With this in mind, I propose the following humble changes:
• When being introduced to basic arithmetic, students should be shown how addition and subtraction are used in the evaluation of harmonic series for estimation of non-real numbers. Math is only for mathematicians.
• When learning about the Earth’s unique ability to readily support human life, children should learn in parallel how to properly maintain cell cultures, with an emphasis on maintaining a sterile control environment in a laboratory setting. It is a basic professional process that is a fundamental component in determining what is and is not alive. Science is only for scientists.
• Snap-together plastic robots are a common method to teach children the fundamentals of both programming and of mechanical engineering.

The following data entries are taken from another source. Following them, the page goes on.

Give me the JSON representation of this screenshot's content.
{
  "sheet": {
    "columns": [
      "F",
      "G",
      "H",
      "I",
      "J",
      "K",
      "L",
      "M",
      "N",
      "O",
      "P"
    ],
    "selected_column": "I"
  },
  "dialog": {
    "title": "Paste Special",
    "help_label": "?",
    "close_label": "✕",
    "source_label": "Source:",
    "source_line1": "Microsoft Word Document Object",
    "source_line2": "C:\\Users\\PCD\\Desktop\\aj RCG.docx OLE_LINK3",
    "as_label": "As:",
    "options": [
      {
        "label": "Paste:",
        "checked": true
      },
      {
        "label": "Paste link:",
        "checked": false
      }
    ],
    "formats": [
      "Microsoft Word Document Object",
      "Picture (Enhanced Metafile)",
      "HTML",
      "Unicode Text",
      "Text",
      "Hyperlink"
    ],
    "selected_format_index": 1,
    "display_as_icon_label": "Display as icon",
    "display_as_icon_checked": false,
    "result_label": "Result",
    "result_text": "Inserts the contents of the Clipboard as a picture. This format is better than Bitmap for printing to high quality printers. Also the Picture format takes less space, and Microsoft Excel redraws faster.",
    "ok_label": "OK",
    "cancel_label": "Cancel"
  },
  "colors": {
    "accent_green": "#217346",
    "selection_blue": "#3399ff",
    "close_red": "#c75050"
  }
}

However, if a child is unable to simultaneously learn professional welding techniques, such as ones needed in the construction of an extraterrestrial rover, their interest should perhaps be directed elsewhere. Engineering is only for engineers.
• Early in a child’s Physical Education curriculum, they learn the benefits of stretching as a component of exercise. This should be expanded to include knowledge of professional level physical therapy. If detailed muscular knowledge is uninteresting or too difficult for the student, they should defer stretching, and perhaps all exercise, until more fully ready. Physical Education is only for medical professionals.
• Shortly after mastering the alphabet, children should be tasked to write a story. Many children enjoy writing from even a young age. However, all children should be required to submit their stories to a publisher, and to successfully have their work published. If they cannot, they certainly should not waste their time learning further forms of expressive writing. Writing is only for authors.
• Many children dream of becoming president. If, after watching Schoolhouse Rock, a child cannot even begin to get a post office renamed, their dream of high elected office, much less president should be discouraged [1]. Civic engagement is only for politicians.

It is a great blessing when children discover their passions early in life. By introducing professional level tools and requirements to younger and younger children, we should be able to isolate their true callings earlier, or at least, prepare them for the professional workforce by a much younger age. That is, of course, the principle goal of education, and we should strive to make it the exclusive one.

[1] An exception can be made here if money earned from lemonade stand fundraisers is deposited into a Political Action Committee designed to lobby for renaming local post offices.